I hope everyone’s New Year is off to a great start. Our students and staff are in the process of working their way back to campus as the Christmas Break comes to an end. The weather is making it a bit interesting today – we have snow and 11 degrees outside, along with blistering winds lowering the wind chill to well below zero. Word has already come from the Rosebud Indian Reservation that their bus will not be able to make it to St. Joseph’s today due to the weather. South Dakota could get up to 6 inches of snow or more before tomorrow. Please keep all those traveling in your prayers for a safe journey.
Since things were quiet around campus this past week, I would like to bring you up-to-date on some things that happened just before Christmas.
Pope Francis has dedicated 2015 to be a Year of Consecrated Life —honoring Sisters, Priests and Brothers who have made the commitment to religious life. Our Provincial, Fr. Steve Huffstetter, SCJ, sent out a memo encouraging our Priests of the Sacred Heart (SCJ) communities to discern ways we could make ourselves visible to the people in our areas so as to give witness and invite them to know us better.
On December 14, 2014, Fr. Bernard Rosinski, SCJ and I, along with our housekeeper, Terri, took part in the annual Parade of Homes in the Chamberlain area. It is a fundraiser for our local Cozard Memorial Library. There were five homes and one local business that people could visit.
We hosted between 60-75 people and had a great time answering questions and showing off our home —beautiful, thanks to Terri’s wonderful sense of decorating.
Later that week, we invited St. Joseph’s staff to come up and see the decorations and enjoy some cookies and hot cider. About 40-50 staff accepted our invite during this busy season. It was a wonderful experience!
On the calendar for the week ahead is the start of the third quarter at school and our celebration of Christmas with the Lakota (Sioux) boys and girls. The students are looking forward to opening their gifts your generosity provided! I always enjoy visiting the homes and seeing the expressions of joy on the children’s faces as they open their gifts. We’ll be sure to take some pictures so you can see them in next week’s blog!
With 2015 upon us, I also wanted to remind you of the donor luncheons that will be coming up, giving you an opportunity to meet some of St. Joseph’s students and staff:
January 18-19, 2015: San Francisco, California
April 25-26, 2015 : Panama City, Florida
June 7-8, 2015: New York, New York
If you are able to attend and would like additional information, please call 1-800-584-9200. We look forward to spending some time with you!
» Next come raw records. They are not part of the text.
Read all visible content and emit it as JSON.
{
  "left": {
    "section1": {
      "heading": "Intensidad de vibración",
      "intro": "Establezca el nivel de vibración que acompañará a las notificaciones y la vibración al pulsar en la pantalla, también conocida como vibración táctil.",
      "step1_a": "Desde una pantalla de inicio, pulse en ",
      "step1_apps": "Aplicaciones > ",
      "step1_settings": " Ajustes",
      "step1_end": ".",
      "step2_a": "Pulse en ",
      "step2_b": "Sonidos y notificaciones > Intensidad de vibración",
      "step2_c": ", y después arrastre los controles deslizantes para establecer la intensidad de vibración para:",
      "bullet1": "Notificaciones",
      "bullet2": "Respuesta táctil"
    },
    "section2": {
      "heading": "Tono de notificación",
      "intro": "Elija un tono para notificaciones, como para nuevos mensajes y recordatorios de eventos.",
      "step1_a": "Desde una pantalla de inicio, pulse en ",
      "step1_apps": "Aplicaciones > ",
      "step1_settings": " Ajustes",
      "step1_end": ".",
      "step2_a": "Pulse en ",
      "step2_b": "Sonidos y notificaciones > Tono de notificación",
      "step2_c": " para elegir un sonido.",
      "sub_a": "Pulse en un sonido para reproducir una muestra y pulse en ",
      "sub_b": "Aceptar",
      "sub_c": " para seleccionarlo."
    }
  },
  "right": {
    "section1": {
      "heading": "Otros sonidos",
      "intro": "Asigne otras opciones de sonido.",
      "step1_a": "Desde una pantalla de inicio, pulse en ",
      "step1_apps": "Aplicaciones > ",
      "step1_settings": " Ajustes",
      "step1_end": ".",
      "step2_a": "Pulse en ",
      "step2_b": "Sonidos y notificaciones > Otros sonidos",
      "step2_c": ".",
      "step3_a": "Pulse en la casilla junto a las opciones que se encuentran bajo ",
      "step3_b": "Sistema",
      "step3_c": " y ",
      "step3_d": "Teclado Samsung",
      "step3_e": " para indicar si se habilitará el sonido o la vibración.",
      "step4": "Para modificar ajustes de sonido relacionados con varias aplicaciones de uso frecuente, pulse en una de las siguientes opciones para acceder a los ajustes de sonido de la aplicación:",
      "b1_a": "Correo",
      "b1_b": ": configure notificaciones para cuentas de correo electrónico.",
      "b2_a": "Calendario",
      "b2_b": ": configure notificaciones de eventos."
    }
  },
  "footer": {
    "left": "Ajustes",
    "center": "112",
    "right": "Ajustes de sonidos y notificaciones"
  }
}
Enjoy the week ahead. May God’s blessings continue to be with you as in the New Year. Thanks again for your support and encouragement of our Lakota students and all of us. Be assured of our prayers for you and your special intentions.